Prompt: Each entry must be duplicated precisely, with nothing left out.

[Data about app and page elements]

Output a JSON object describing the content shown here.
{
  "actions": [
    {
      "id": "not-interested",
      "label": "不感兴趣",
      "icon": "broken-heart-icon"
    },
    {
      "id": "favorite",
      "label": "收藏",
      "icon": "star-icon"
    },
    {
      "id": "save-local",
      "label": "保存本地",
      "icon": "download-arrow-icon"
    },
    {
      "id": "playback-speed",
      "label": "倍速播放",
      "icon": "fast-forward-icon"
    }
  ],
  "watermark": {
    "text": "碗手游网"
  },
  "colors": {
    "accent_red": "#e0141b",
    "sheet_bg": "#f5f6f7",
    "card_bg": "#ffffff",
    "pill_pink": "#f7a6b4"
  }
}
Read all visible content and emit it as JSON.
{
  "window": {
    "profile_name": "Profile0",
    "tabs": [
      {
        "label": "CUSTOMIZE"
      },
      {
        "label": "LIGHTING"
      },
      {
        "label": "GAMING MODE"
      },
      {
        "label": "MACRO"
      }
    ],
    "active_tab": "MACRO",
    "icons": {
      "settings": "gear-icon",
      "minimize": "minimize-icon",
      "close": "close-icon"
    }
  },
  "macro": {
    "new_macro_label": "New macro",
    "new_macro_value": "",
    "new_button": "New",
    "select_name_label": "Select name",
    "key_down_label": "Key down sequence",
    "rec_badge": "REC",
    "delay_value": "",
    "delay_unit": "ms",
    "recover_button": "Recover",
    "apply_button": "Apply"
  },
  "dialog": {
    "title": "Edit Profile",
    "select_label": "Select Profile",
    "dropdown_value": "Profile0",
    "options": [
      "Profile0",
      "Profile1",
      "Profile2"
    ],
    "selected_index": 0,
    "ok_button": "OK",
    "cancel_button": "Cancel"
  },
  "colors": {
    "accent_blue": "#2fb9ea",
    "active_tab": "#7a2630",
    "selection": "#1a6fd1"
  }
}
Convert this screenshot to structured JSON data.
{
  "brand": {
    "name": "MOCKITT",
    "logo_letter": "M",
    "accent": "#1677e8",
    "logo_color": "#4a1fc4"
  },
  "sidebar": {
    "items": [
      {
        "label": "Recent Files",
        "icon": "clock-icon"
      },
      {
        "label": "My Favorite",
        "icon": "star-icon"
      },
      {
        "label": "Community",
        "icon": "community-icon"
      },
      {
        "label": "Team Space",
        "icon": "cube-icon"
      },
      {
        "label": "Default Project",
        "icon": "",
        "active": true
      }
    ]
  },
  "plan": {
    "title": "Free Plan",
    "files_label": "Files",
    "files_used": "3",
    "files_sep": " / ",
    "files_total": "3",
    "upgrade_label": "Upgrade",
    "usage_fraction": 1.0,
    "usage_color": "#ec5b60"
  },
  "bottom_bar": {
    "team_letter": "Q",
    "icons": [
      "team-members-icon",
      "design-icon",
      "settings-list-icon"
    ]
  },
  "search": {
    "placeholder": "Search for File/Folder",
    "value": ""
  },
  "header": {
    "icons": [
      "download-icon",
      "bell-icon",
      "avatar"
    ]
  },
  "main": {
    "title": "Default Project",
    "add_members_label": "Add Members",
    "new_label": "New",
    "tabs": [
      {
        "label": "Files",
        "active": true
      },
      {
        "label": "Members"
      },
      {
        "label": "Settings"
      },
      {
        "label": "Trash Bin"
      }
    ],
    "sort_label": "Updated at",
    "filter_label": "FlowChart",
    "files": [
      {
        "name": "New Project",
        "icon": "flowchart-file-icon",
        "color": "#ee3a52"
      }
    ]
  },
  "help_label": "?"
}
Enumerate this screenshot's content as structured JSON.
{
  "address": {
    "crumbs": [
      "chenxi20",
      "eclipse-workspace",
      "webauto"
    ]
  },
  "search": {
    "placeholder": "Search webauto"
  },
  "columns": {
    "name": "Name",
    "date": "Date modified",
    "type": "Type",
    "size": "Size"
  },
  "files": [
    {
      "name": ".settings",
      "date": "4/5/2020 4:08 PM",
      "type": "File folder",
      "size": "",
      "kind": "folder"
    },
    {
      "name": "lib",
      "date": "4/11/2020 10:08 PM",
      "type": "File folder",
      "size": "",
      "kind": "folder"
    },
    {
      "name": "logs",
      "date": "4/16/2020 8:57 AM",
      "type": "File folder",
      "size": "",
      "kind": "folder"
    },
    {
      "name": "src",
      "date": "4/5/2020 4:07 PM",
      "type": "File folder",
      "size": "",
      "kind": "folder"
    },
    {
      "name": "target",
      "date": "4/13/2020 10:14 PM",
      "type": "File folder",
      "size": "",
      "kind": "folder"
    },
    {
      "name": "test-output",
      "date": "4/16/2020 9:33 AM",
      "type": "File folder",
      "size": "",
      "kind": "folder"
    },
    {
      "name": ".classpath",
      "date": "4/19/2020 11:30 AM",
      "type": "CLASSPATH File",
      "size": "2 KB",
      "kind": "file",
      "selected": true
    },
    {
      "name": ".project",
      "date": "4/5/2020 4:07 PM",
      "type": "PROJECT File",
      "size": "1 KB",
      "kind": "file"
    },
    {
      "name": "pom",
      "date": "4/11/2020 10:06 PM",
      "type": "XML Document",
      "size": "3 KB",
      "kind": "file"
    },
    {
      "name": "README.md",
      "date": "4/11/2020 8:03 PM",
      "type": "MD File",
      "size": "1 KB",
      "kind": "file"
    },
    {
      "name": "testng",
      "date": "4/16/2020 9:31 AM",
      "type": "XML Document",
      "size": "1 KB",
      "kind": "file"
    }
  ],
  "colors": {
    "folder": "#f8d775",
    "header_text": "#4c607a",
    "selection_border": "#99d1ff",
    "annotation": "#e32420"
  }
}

The completed task:
Output a JSON object describing the content shown here.
{
  "actions": [
    {
      "id": "not-interested",
      "label": "不感兴趣",
      "icon": "broken-heart-icon"
    },
    {
      "id": "favorite",
      "label": "收藏",
      "icon": "star-icon"
    },
    {
      "id": "save-local",
      "label": "保存本地",
      "icon": "download-arrow-icon"
    },
    {
      "id": "playback-speed",
      "label": "倍速播放",
      "icon": "fast-forward-icon"
    }
  ],
  "watermark": {
    "text": "碗手游网"
  },
  "colors": {
    "accent_red": "#e0141b",
    "sheet_bg": "#f5f6f7",
    "card_bg": "#ffffff",
    "pill_pink": "#f7a6b4"
  }
}
Read all visible content and emit it as JSON.
{
  "window": {
    "profile_name": "Profile0",
    "tabs": [
      {
        "label": "CUSTOMIZE"
      },
      {
        "label": "LIGHTING"
      },
      {
        "label": "GAMING MODE"
      },
      {
        "label": "MACRO"
      }
    ],
    "active_tab": "MACRO",
    "icons": {
      "settings": "gear-icon",
      "minimize": "minimize-icon",
      "close": "close-icon"
    }
  },
  "macro": {
    "new_macro_label": "New macro",
    "new_macro_value": "",
    "new_button": "New",
    "select_name_label": "Select name",
    "key_down_label": "Key down sequence",
    "rec_badge": "REC",
    "delay_value": "",
    "delay_unit": "ms",
    "recover_button": "Recover",
    "apply_button": "Apply"
  },
  "dialog": {
    "title": "Edit Profile",
    "select_label": "Select Profile",
    "dropdown_value": "Profile0",
    "options": [
      "Profile0",
      "Profile1",
      "Profile2"
    ],
    "selected_index": 0,
    "ok_button": "OK",
    "cancel_button": "Cancel"
  },
  "colors": {
    "accent_blue": "#2fb9ea",
    "active_tab": "#7a2630",
    "selection": "#1a6fd1"
  }
}
Convert this screenshot to structured JSON data.
{
  "brand": {
    "name": "MOCKITT",
    "logo_letter": "M",
    "accent": "#1677e8",
    "logo_color": "#4a1fc4"
  },
  "sidebar": {
    "items": [
      {
        "label": "Recent Files",
        "icon": "clock-icon"
      },
      {
        "label": "My Favorite",
        "icon": "star-icon"
      },
      {
        "label": "Community",
        "icon": "community-icon"
      },
      {
        "label": "Team Space",
        "icon": "cube-icon"
      },
      {
        "label": "Default Project",
        "icon": "",
        "active": true
      }
    ]
  },
  "plan": {
    "title": "Free Plan",
    "files_label": "Files",
    "files_used": "3",
    "files_sep": " / ",
    "files_total": "3",
    "upgrade_label": "Upgrade",
    "usage_fraction": 1.0,
    "usage_color": "#ec5b60"
  },
  "bottom_bar": {
    "team_letter": "Q",
    "icons": [
      "team-members-icon",
      "design-icon",
      "settings-list-icon"
    ]
  },
  "search": {
    "placeholder": "Search for File/Folder",
    "value": ""
  },
  "header": {
    "icons": [
      "download-icon",
      "bell-icon",
      "avatar"
    ]
  },
  "main": {
    "title": "Default Project",
    "add_members_label": "Add Members",
    "new_label": "New",
    "tabs": [
      {
        "label": "Files",
        "active": true
      },
      {
        "label": "Members"
      },
      {
        "label": "Settings"
      },
      {
        "label": "Trash Bin"
      }
    ],
    "sort_label": "Updated at",
    "filter_label": "FlowChart",
    "files": [
      {
        "name": "New Project",
        "icon": "flowchart-file-icon",
        "color": "#ee3a52"
      }
    ]
  },
  "help_label": "?"
}
Enumerate this screenshot's content as structured JSON.
{
  "address": {
    "crumbs": [
      "chenxi20",
      "eclipse-workspace",
      "webauto"
    ]
  },
  "search": {
    "placeholder": "Search webauto"
  },
  "columns": {
    "name": "Name",
    "date": "Date modified",
    "type": "Type",
    "size": "Size"
  },
  "files": [
    {
      "name": ".settings",
      "date": "4/5/2020 4:08 PM",
      "type": "File folder",
      "size": "",
      "kind": "folder"
    },
    {
      "name": "lib",
      "date": "4/11/2020 10:08 PM",
      "type": "File folder",
      "size": "",
      "kind": "folder"
    },
    {
      "name": "logs",
      "date": "4/16/2020 8:57 AM",
      "type": "File folder",
      "size": "",
      "kind": "folder"
    },
    {
      "name": "src",
      "date": "4/5/2020 4:07 PM",
      "type": "File folder",
      "size": "",
      "kind": "folder"
    },
    {
      "name": "target",
      "date": "4/13/2020 10:14 PM",
      "type": "File folder",
      "size": "",
      "kind": "folder"
    },
    {
      "name": "test-output",
      "date": "4/16/2020 9:33 AM",
      "type": "File folder",
      "size": "",
      "kind": "folder"
    },
    {
      "name": ".classpath",
      "date": "4/19/2020 11:30 AM",
      "type": "CLASSPATH File",
      "size": "2 KB",
      "kind": "file",
      "selected": true
    },
    {
      "name": ".project",
      "date": "4/5/2020 4:07 PM",
      "type": "PROJECT File",
      "size": "1 KB",
      "kind": "file"
    },
    {
      "name": "pom",
      "date": "4/11/2020 10:06 PM",
      "type": "XML Document",
      "size": "3 KB",
      "kind": "file"
    },
    {
      "name": "README.md",
      "date": "4/11/2020 8:03 PM",
      "type": "MD File",
      "size": "1 KB",
      "kind": "file"
    },
    {
      "name": "testng",
      "date": "4/16/2020 9:31 AM",
      "type": "XML Document",
      "size": "1 KB",
      "kind": "file"
    }
  ],
  "colors": {
    "folder": "#f8d775",
    "header_text": "#4c607a",
    "selection_border": "#99d1ff",
    "annotation": "#e32420"
  }
}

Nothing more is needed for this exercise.